Take a 5.5 hours round-trip, down to Plantation Country and explore one of three plantations. Whitney Museum Plantation: During the 90-minute walking tour, visitors will gain a unique perspective on the lives of the enslaved people on a Louisiana sugar plantation, learning their stories through the real oral histories recorded by the Federal Writers Project during the Depression.  Laura Creole Plantation: The Best History Tour in the United States. Tour includes The Maison Principale (Big House), Oak Alley Antebellum Plantation: Explore the most photographed plantation in Louisiana, this home was built in 1839 and was originally name Bon Séjour. The quarter mile avenue of 28 giant, live oaks leading up to the house, they dubbed it Oak Alley.

Daily pickup at 8:00am from downtown hotels. Explore one of three historic plantations (Laura, Oak Alley or Whitney Plantation). Take a guided narrative tour down to Plantation Country in a 14 passengers bus.

Laura tour includes The Maison Principale (Big House), The French Jardin, The Plantation Kitchen Garden, The Banana Grove, and the original 1840s Slave Cabins where The Legendary Tales of Compair Lapin (known in English as Br’er Rabbit) were first recorded. Take time to browse through local arts, crafts and souvenirs in the historic Laura Plantation gift shop. Also don’t forget to visit the new museum exhibit where it displays the daily lives, free & enslaved, on the sugar plantation. That’s why Laura Creole Plantation was awarded the title of top travel attraction by The Louisiana of Tourism.

Oak Alley Plantation includes gracious interiors that echo the romance of another era, where gleaming hardwood floors and shimmering chandeliers reflect both streams of sunlight, and the venerable history of this magnificent home.The Slavery at Oak Alley exhibit it shares the story of those who were enslaved on this sugar plantation from approximately 1835 to the end of the Civil War. It also shares the daily life of these slaves, including topics such as healthcare, punishment and life after Emancipation. The Confederate Commanding Officer’s Tent exhibit. The Sugar Cane Theater, it tells the story of sugar’s impact on the people of Oak Alley, through video and exhibit. Black Smith Shop House, one of the few remaining 1890s era forges of its type in Louisiana.
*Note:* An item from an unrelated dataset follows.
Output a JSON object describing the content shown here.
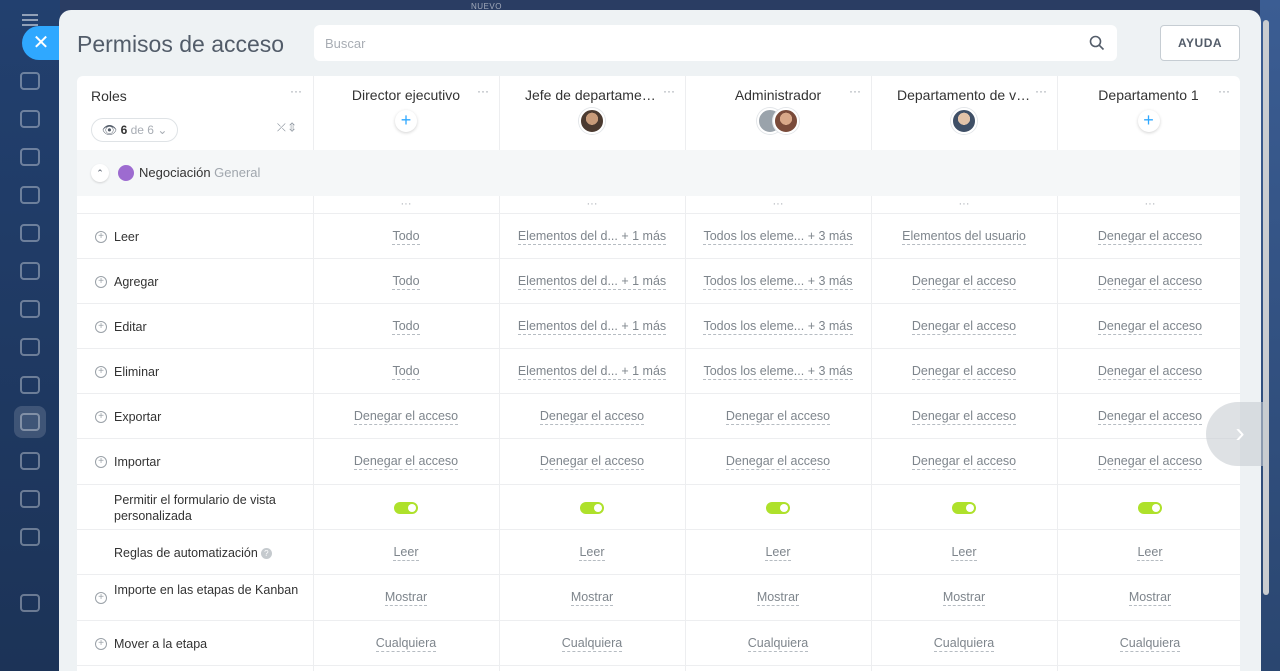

Whitney Plantation (CLOSE ON TUESDAYS) is on the National Register of Historic Places, the site includes the last surviving example of a true French Creole Barn, what is believed to be the oldest detached kitchen in Louisiana, and the Big House, considered the earliest and best preserved raised Creole cottage in Louisiana, all built by slaves. With the original structures nestled in a working sugar cane field, visitors are sure to marvel at the authentic representation presented at Whitney. Through these restored buildings, museum exhibits, memorial artwork and thousands of first-person slave narratives, Whitney Plantation gives a voice and respect to the slaves, who lived, worked, and died here.

                                                       


Take a 5.5 hours round-trip, down to Plantation Country and explore one of three plantations. Whitney Museum Plantation: During the 90-minute walking tour, visitors will gain a unique perspective on the lives of the enslaved people on a Louisiana sugar plantation, learning their stories through the real oral histories recorded by the Federal Writers Project during the Depression.  Laura Creole Plantation: The Best History Tour in the United States. Tour includes The Maison Principale (Big House), Oak Alley Antebellum Plantation: Explore the most photographed plantation in Louisiana, this home was built in 1839 and was originally name Bon Séjour. The quarter mile avenue of 28 giant, live oaks leading up to the house, they dubbed it Oak Alley.